[Element data from apps and pages]
★ ★ ★ ★ ★ ★ ★

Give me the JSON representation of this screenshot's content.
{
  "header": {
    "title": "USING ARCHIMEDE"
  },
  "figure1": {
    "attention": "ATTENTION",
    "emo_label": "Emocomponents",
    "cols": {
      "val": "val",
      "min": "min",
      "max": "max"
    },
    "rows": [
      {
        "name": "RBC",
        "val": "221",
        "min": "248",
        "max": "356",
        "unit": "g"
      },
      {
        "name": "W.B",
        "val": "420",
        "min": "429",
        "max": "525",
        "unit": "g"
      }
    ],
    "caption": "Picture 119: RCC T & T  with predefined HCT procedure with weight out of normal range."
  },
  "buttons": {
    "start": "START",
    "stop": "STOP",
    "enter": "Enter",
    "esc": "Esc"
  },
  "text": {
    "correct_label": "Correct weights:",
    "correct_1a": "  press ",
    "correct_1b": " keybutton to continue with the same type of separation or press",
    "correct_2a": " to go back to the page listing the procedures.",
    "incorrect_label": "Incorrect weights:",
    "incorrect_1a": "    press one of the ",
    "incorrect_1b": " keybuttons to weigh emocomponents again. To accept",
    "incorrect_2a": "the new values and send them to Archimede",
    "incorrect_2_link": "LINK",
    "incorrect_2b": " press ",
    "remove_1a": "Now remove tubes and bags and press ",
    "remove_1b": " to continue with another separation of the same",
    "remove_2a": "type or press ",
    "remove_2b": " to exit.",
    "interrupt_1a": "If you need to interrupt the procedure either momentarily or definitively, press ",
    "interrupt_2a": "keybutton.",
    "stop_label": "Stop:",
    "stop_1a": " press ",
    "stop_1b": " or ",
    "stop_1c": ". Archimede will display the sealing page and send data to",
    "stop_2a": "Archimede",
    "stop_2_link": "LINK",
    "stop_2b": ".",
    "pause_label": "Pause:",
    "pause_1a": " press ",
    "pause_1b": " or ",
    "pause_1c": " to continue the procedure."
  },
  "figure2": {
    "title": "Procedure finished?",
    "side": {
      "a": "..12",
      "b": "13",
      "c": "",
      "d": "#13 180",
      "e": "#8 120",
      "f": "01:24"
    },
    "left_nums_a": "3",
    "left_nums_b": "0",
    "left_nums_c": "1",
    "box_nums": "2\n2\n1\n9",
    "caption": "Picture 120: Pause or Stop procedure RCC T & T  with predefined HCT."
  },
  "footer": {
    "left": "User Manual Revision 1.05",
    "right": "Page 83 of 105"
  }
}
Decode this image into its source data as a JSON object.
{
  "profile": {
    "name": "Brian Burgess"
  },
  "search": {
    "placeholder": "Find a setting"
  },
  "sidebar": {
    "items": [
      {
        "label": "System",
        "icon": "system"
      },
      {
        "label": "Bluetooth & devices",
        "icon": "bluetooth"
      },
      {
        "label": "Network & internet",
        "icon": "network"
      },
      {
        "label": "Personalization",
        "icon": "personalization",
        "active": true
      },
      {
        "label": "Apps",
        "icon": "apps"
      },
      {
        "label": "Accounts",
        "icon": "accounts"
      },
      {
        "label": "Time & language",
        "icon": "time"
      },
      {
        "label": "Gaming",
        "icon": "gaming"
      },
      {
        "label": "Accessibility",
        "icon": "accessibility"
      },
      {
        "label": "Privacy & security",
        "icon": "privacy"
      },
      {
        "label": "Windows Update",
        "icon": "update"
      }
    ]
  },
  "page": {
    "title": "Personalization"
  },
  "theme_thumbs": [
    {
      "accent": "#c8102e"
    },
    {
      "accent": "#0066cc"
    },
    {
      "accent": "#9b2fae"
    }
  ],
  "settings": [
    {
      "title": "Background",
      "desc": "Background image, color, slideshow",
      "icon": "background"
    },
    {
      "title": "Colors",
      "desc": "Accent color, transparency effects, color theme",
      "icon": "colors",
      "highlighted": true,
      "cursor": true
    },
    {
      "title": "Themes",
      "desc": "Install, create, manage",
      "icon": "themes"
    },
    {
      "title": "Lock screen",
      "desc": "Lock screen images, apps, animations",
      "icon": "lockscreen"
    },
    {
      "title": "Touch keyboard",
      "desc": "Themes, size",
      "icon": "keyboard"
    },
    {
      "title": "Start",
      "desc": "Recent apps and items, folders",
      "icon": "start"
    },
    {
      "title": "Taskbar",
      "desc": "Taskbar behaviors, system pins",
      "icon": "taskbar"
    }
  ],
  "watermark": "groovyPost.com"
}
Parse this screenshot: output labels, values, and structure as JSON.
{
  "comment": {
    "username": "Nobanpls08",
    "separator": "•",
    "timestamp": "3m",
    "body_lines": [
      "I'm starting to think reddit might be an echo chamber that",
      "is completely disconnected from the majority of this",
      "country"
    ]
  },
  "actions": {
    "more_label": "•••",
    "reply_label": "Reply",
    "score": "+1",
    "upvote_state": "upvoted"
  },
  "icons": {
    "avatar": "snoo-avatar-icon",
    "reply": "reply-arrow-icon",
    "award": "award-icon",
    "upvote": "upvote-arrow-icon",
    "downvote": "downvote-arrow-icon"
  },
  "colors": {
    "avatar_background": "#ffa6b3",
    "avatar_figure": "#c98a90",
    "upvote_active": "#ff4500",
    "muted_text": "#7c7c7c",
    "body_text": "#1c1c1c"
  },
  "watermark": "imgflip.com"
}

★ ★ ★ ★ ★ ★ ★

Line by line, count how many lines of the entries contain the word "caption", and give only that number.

(Answer): 2